WASHINGTON -- The Supreme Court unanimously struck down Thursday a Massachusetts law allowing abortion clinics to have a buffer zone keeping protesters at least 35 feet from entrances and walkways.
They did so from behind their own buffer zone, which they created for themselves last year to keep away protesters.
In his opinion, Chief Justice John Roberts said the Massachusetts law violated protesters' First Amendment rights.
"It is no accident that public streets and sidewalks have developed as venues for the exchange of ideas," Roberts said. "Even today, they remain one of the few places where a speaker can be confident that he is not simply preaching to the choir."
But Roberts and his court don't actually want this exchange of ideas at their taxpayer-funded doorstep.
In 2012, the court issued a regulation banning all demonstrations on the 252-by-98 foot plaza right outside the government building. The only place for people to protest, therefore, is on the adjacent public sidewalk.
Lawyers for the marshal of the Supreme Court have argued that the buffer zone is necessary for the "unimpeded ingress and egress of visitors to the court" and to preserve “the appearance of the court as a body not swayed by external influence.”
But the calculation is different, apparently, for abortion clinics and the women who come for medical services.
Supporters of the Massachusetts law have said that protestors who show up at the clinics terrify the patients, as escorts struggle to get them through anti-abortion crowds and into the facility. The buffer zone is needed, they say, to create a safe space for the women coming to the clinics.
"We have people with giant, grotesque signs that will scream and videotape patients, and that is something that is directly instilling fear and blocking women's access to their health care," one patient advocate told The Huffington Post.
The court also said Thursday that instead of issuing broad restrictions like buffer zones, states should first use more narrow measures, such as having police officers instruct protesters to move aside and allow a patient to pass.
"At each of the three Planned Parenthood clinics where petitioners attempt to counsel patients, the zones carve out a significant portion of the adjacent public sidewalks, pushing petitioners well back from the clinics’ entrances and driveways," concluded Roberts in his opinion. "The zones thereby compromise petitioners’ ability to initiate the close, personal conversations that they view as essential to 'sidewalk counseling.'"

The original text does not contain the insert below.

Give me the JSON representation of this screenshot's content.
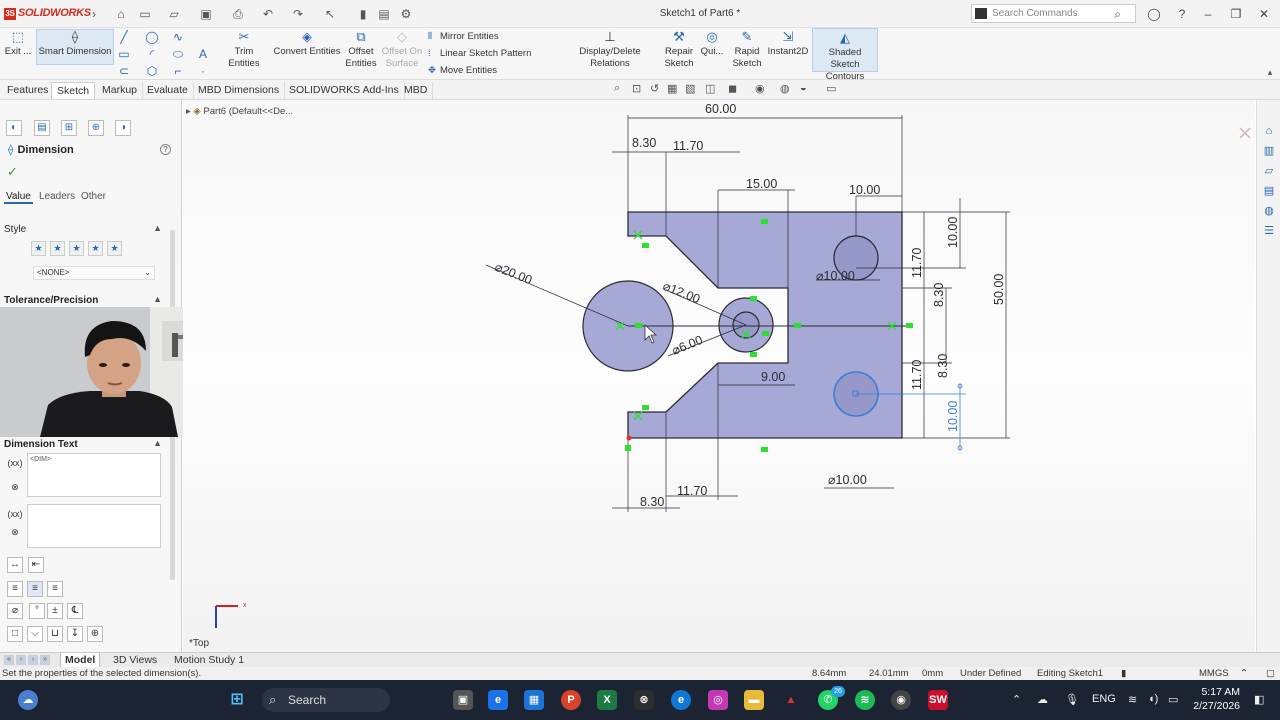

Citizens may show up at the Supreme Court to initiate a "close, personal conversation" about this abortion buffer zone ruling -- as long as they stay at least 98 feet away from the Supreme Court.
NARAL, which supported the Massachusetts law, put up an image on Facebook showing the difference between the two buffer zones: